[Start of section]

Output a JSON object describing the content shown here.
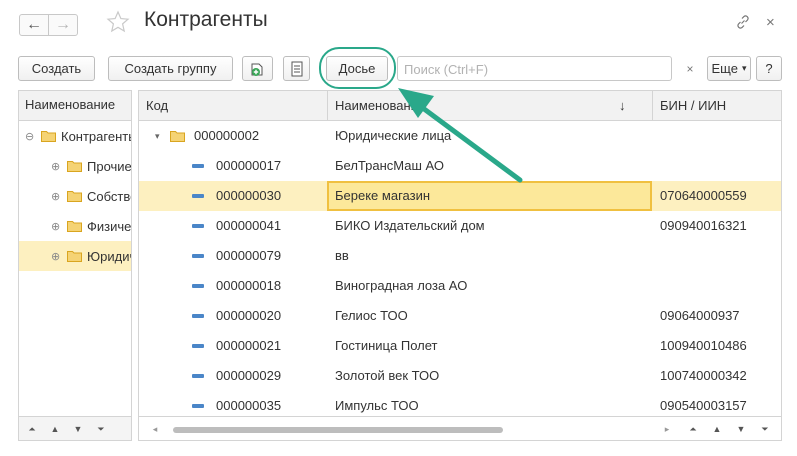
{
  "window": {
    "title": "Контрагенты",
    "back_icon": "←",
    "forward_icon": "→",
    "close_icon": "×"
  },
  "toolbar": {
    "create_label": "Создать",
    "create_group_label": "Создать группу",
    "dossier_label": "Досье",
    "search_placeholder": "Поиск (Ctrl+F)",
    "search_clear": "×",
    "more_label": "Еще",
    "more_arrow": "▾",
    "help_label": "?"
  },
  "tree": {
    "header": "Наименование",
    "items": [
      {
        "label": "Контрагенты",
        "expander": "⊖"
      },
      {
        "label": "Прочие",
        "expander": "⊕"
      },
      {
        "label": "Собственные",
        "expander": "⊕"
      },
      {
        "label": "Физические лица",
        "expander": "⊕"
      },
      {
        "label": "Юридические лица",
        "expander": "⊕"
      }
    ]
  },
  "table": {
    "columns": {
      "code": "Код",
      "name": "Наименование",
      "sort_indicator": "↓",
      "bin": "БИН / ИИН"
    },
    "group_row": {
      "code": "000000002",
      "name": "Юридические лица",
      "expander": "▾"
    },
    "rows": [
      {
        "code": "000000017",
        "name": "БелТрансМаш АО",
        "bin": ""
      },
      {
        "code": "000000030",
        "name": "Береке магазин",
        "bin": "070640000559"
      },
      {
        "code": "000000041",
        "name": "БИКО Издательский дом",
        "bin": "090940016321"
      },
      {
        "code": "000000079",
        "name": "вв",
        "bin": ""
      },
      {
        "code": "000000018",
        "name": "Виноградная лоза АО",
        "bin": ""
      },
      {
        "code": "000000020",
        "name": "Гелиос ТОО",
        "bin": "09064000937"
      },
      {
        "code": "000000021",
        "name": "Гостиница Полет",
        "bin": "100940010486"
      },
      {
        "code": "000000029",
        "name": "Золотой век ТОО",
        "bin": "100740000342"
      },
      {
        "code": "000000035",
        "name": "Импульс ТОО",
        "bin": "090540003157"
      }
    ],
    "selected_index": 1
  },
  "colors": {
    "highlight_ring": "#2aa88a",
    "selected_row": "#fdf0c0",
    "selected_cell": "#fce89a",
    "folder": "#e7b52a",
    "element_dash": "#4a86c8"
  }
}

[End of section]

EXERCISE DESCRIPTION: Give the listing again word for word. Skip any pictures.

TASK RESPONSE:
Output a JSON object describing the content shown here.
{
  "window": {
    "title": "Контрагенты",
    "back_icon": "←",
    "forward_icon": "→",
    "close_icon": "×"
  },
  "toolbar": {
    "create_label": "Создать",
    "create_group_label": "Создать группу",
    "dossier_label": "Досье",
    "search_placeholder": "Поиск (Ctrl+F)",
    "search_clear": "×",
    "more_label": "Еще",
    "more_arrow": "▾",
    "help_label": "?"
  },
  "tree": {
    "header": "Наименование",
    "items": [
      {
        "label": "Контрагенты",
        "expander": "⊖"
      },
      {
        "label": "Прочие",
        "expander": "⊕"
      },
      {
        "label": "Собственные",
        "expander": "⊕"
      },
      {
        "label": "Физические лица",
        "expander": "⊕"
      },
      {
        "label": "Юридические лица",
        "expander": "⊕"
      }
    ]
  },
  "table": {
    "columns": {
      "code": "Код",
      "name": "Наименование",
      "sort_indicator": "↓",
      "bin": "БИН / ИИН"
    },
    "group_row": {
      "code": "000000002",
      "name": "Юридические лица",
      "expander": "▾"
    },
    "rows": [
      {
        "code": "000000017",
        "name": "БелТрансМаш АО",
        "bin": ""
      },
      {
        "code": "000000030",
        "name": "Береке магазин",
        "bin": "070640000559"
      },
      {
        "code": "000000041",
        "name": "БИКО Издательский дом",
        "bin": "090940016321"
      },
      {
        "code": "000000079",
        "name": "вв",
        "bin": ""
      },
      {
        "code": "000000018",
        "name": "Виноградная лоза АО",
        "bin": ""
      },
      {
        "code": "000000020",
        "name": "Гелиос ТОО",
        "bin": "09064000937"
      },
      {
        "code": "000000021",
        "name": "Гостиница Полет",
        "bin": "100940010486"
      },
      {
        "code": "000000029",
        "name": "Золотой век ТОО",
        "bin": "100740000342"
      },
      {
        "code": "000000035",
        "name": "Импульс ТОО",
        "bin": "090540003157"
      }
    ],
    "selected_index": 1
  },
  "colors": {
    "highlight_ring": "#2aa88a",
    "selected_row": "#fdf0c0",
    "selected_cell": "#fce89a",
    "folder": "#e7b52a",
    "element_dash": "#4a86c8"
  }
}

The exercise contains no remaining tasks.